Our newsletter is here

Implications of Artificial Intelligence

Our member Pejman Khojasteh will be speaking at the Ian Ramsey Centre Summer Conference entitled Religion, Society and the Science of Life  on the subject of  the developments in artificial intelligence based on biotechnology and the implications with regard to religion and society.

Details of the Conference in Oxford are at

The abstract of Pejman's lecture is here


Arabic calligraphy inspiring global themes – Swadeka Ahsun

Meretz UK hosts award-winning international artist and campaigner, Swadeka Ahsun, on Saturday 20 May. WCF member Swadeka will display and also discuss her creations, whiarabic lettering_edited-1ch are inspired by Arabic calligraphy, Islamic culture, Western art history and natural scenes.

Contributions £7; refreshments served

Islamic artwork

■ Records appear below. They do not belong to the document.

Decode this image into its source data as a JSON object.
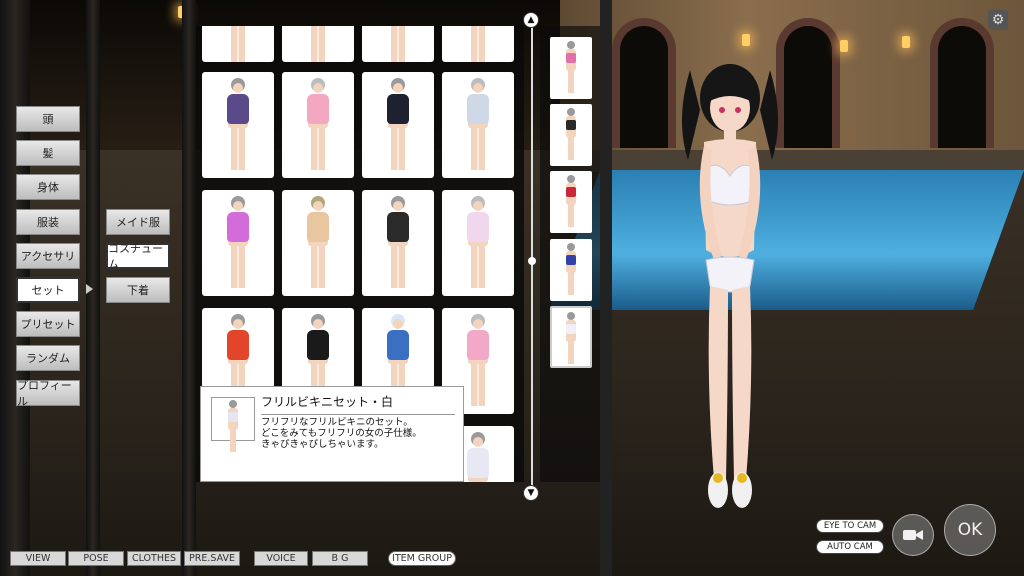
{
  "categories": [
    "頭",
    "髪",
    "身体",
    "服装",
    "アクセサリ",
    "セット",
    "プリセット",
    "ランダム",
    "プロフィール"
  ],
  "active_category": "セット",
  "subcategories": [
    "メイド服",
    "コスチューム",
    "下着"
  ],
  "active_subcategory": "コスチューム",
  "grid_items": [
    {
      "outfit": "#5a4a8a",
      "hair": "#9a9a9a"
    },
    {
      "outfit": "#f3a7c0",
      "hair": "#bcbcbc"
    },
    {
      "outfit": "#1e2230",
      "hair": "#9a9a9a"
    },
    {
      "outfit": "#cfd8e6",
      "hair": "#bcbcbc"
    },
    {
      "outfit": "#d36bd8",
      "hair": "#9a9a9a"
    },
    {
      "outfit": "#e8c7a0",
      "hair": "#b3a67c"
    },
    {
      "outfit": "#2a2a2a",
      "hair": "#9a9a9a"
    },
    {
      "outfit": "#f1d7ee",
      "hair": "#bcbcbc"
    },
    {
      "outfit": "#e2452a",
      "hair": "#9a9a9a"
    },
    {
      "outfit": "#1a1a1a",
      "hair": "#9a9a9a"
    },
    {
      "outfit": "#3b6fc2",
      "hair": "#d8e6f5"
    },
    {
      "outfit": "#f2a9c8",
      "hair": "#bcbcbc"
    },
    {
      "outfit": "#e8e8f4",
      "hair": "#9a9a9a"
    }
  ],
  "history_items": [
    {
      "outfit": "#e36fa8"
    },
    {
      "outfit": "#2a2a2a"
    },
    {
      "outfit": "#c8283a"
    },
    {
      "outfit": "#3240a8"
    },
    {
      "outfit": "#f0f0f6"
    }
  ],
  "tooltip": {
    "title": "フリルビキニセット・白",
    "lines": [
      "フリフリなフリルビキニのセット。",
      "どこをみてもフリフリの女の子仕様。",
      "きゃぴきゃぴしちゃいます。"
    ]
  },
  "bottom_bar": [
    "VIEW",
    "POSE",
    "CLOTHES",
    "PRE.SAVE",
    "VOICE",
    "B G",
    "ITEM GROUP"
  ],
  "camera": {
    "eye_to_cam": "EYE TO CAM",
    "auto_cam": "AUTO CAM"
  },
  "ok_label": "OK",
  "icons": {
    "settings": "gear-icon",
    "video": "video-camera-icon",
    "scroll_up": "triangle-up-icon",
    "scroll_down": "triangle-down-icon"
  }
}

Born in Mauritius, Swadeka lives in Belsize Square, NW3, and has exhibited throughout the UK, Europe, Middle East and the Gulf. Among numerous honours she has won the Muslim News Award 2016 and the Alhamra Award. She is a member of the Royal Society of Art and the Arab Jewish Forum. Swadeka currently supports EU projects as a partner in Creative Europe; she also serves as an outreach artist for the Queen’s Gurkha Logistic Regiment at Aldershot, Hampshire.